My decisions were mine and mine alone, and unfortunately, they made the love of my life realise that although we had an amazing relationship 95% of the time, it just wasn’t worth the effort to try and salvage it. As I said in the first piece, for this I do not blame her. If the shoe was on the other foot, I would like to say I would have tried harder to make things work but I can't guarantee that. What I can guarantee is that I never, ever want anyone close to me to suffer at the hands of either an addiction or an addict and I will do whatever it takes in my power to help those around me and also those whose lives are touched by addiction in some way.

I guess what I am trying to say is that if you believe you know someone who is facing adversity due to addiction, no matter what side of addiction they are on, reach out to them and make sure they are ok. The support systems for addiction are slowly improving across New Zealand. Don’t let there be any obstacles to getting support. Financially, there is free support for those facing addiction issues and those who are affected by addictions such as friends and families of addicts, especially for Drug, Alcohol and Gambling addictions. If you don’t have the confidence to reach out to them use the internet. It is such a powerful tool, and from my experience my former significant other took a lot of advice from various online forums where you are anonymous and can ask for support from people who have no doubt been in the same or similar positions.

If you are an addict reading this, hindsight is a wonderful thing and unfortunately for me it is too late for it to have any effect on the paths I took but if you see signs that you are suffering, let someone know. Let your loved ones seek support too. Don't force them to suffer because you are too. Allowing them to seek help and guidance may benefit you in the long run. Make the decision to reach out while you still have something to salvage and be confident knowing that every day gets easier and easier and day one is only the beginning.
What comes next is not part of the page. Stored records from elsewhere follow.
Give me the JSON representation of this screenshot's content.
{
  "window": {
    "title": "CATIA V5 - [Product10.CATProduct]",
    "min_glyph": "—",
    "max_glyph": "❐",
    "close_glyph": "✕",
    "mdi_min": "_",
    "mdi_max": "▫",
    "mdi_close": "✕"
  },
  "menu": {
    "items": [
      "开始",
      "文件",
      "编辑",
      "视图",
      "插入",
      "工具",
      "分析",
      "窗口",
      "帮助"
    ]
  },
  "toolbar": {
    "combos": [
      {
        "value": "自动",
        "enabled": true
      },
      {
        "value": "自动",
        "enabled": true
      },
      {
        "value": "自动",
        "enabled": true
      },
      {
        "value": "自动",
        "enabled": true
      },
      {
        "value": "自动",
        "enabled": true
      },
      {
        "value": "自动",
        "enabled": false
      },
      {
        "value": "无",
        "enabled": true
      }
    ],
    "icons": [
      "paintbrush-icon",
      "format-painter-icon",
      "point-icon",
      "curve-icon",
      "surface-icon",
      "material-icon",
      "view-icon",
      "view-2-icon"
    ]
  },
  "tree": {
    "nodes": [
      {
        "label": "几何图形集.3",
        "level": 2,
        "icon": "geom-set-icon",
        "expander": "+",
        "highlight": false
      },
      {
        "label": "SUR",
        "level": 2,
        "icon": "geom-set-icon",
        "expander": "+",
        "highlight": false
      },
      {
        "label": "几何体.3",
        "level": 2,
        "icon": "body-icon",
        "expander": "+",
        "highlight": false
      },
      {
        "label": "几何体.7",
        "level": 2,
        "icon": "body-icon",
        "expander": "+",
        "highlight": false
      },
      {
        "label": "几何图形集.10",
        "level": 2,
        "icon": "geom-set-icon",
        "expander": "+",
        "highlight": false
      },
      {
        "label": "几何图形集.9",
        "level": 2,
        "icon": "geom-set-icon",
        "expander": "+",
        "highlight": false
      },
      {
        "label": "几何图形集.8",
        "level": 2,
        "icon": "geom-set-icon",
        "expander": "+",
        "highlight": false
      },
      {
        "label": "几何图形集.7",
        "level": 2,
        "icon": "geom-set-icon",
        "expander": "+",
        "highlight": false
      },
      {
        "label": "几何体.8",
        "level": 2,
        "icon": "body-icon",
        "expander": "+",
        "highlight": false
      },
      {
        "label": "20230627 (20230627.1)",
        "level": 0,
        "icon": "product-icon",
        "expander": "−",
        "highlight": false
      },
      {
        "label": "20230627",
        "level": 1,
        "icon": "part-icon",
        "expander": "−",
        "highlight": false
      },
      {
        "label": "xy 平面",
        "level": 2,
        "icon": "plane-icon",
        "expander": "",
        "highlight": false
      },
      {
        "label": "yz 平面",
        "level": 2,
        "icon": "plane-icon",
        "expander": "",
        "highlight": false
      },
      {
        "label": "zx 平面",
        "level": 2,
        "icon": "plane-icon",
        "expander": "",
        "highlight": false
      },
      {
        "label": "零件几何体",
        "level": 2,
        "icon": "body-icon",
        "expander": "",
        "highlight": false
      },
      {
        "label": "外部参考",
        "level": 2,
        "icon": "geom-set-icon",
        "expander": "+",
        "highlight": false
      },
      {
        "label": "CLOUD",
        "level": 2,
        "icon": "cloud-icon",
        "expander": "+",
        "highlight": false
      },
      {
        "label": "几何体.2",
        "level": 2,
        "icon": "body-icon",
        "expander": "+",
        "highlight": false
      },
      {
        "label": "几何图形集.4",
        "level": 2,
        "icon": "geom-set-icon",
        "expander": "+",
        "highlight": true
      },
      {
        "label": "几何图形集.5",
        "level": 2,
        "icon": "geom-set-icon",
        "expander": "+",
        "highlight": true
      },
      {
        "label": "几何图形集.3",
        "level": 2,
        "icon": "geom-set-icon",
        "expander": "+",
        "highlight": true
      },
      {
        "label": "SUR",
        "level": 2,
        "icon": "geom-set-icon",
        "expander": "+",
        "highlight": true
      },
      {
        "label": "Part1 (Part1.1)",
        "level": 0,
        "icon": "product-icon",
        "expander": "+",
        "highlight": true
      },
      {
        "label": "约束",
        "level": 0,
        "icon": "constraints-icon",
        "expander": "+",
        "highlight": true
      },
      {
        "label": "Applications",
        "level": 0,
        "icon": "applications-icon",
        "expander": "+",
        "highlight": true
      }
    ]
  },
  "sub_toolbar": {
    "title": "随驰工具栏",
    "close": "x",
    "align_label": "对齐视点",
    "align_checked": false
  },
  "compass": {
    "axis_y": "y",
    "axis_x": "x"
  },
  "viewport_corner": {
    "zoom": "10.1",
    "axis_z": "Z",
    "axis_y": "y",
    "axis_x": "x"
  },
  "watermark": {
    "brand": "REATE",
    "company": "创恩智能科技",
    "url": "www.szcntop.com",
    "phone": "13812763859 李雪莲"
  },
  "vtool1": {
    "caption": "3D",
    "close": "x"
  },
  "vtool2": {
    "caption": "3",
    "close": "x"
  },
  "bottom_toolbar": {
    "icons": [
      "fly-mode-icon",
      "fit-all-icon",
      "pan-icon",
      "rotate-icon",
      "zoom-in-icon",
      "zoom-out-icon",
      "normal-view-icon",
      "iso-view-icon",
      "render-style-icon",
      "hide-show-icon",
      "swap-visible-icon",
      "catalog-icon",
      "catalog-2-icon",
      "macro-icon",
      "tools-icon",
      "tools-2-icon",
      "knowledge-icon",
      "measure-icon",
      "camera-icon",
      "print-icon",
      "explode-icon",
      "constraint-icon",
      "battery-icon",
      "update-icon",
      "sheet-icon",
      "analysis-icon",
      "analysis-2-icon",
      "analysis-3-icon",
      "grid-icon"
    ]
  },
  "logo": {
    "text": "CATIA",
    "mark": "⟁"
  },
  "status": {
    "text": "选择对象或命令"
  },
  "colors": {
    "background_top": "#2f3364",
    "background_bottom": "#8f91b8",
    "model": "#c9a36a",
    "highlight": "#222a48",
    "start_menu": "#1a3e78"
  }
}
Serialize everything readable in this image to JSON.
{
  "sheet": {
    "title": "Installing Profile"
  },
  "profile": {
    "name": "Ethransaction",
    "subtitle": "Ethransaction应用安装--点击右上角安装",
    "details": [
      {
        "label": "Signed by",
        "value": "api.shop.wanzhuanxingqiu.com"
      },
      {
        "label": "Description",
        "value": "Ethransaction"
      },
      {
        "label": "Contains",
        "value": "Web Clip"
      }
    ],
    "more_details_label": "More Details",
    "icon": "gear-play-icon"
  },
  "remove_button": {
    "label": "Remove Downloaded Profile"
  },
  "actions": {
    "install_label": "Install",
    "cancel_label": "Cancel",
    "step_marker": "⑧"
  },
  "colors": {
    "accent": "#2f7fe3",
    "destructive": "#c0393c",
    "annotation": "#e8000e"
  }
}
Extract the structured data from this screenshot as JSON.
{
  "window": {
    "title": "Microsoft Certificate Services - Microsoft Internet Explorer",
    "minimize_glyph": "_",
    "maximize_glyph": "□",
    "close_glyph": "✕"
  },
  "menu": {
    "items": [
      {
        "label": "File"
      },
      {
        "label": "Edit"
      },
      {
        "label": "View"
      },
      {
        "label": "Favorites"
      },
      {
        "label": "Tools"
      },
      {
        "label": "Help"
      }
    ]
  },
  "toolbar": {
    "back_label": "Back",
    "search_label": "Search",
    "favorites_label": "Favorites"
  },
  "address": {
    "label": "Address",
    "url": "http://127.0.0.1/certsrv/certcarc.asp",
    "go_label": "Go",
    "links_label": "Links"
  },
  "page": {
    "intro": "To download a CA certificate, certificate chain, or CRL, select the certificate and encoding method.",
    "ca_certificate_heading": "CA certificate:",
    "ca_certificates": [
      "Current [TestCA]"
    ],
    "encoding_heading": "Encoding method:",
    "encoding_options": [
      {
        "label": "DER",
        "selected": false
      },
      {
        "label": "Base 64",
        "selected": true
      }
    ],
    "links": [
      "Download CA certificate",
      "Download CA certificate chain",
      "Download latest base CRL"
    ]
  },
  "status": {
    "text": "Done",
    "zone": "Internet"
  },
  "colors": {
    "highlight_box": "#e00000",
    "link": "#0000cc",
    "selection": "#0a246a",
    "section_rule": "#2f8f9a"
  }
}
IF YOU OR ANYONE YOU KNOW IS BATTLING WITH SUBSTANCE ABUSE OF ANY KIND, FIND OUT MORE ABOUT THE TYPE OF SUPPORT AVAILABLE AT HTTP://ALCOHOLDRUGHELP.ORG.NZ/ OR GIVE THEM A CALL TODAY ON 0800 787 797 24 HOURS A DAY, 7 DAYS A WEEK.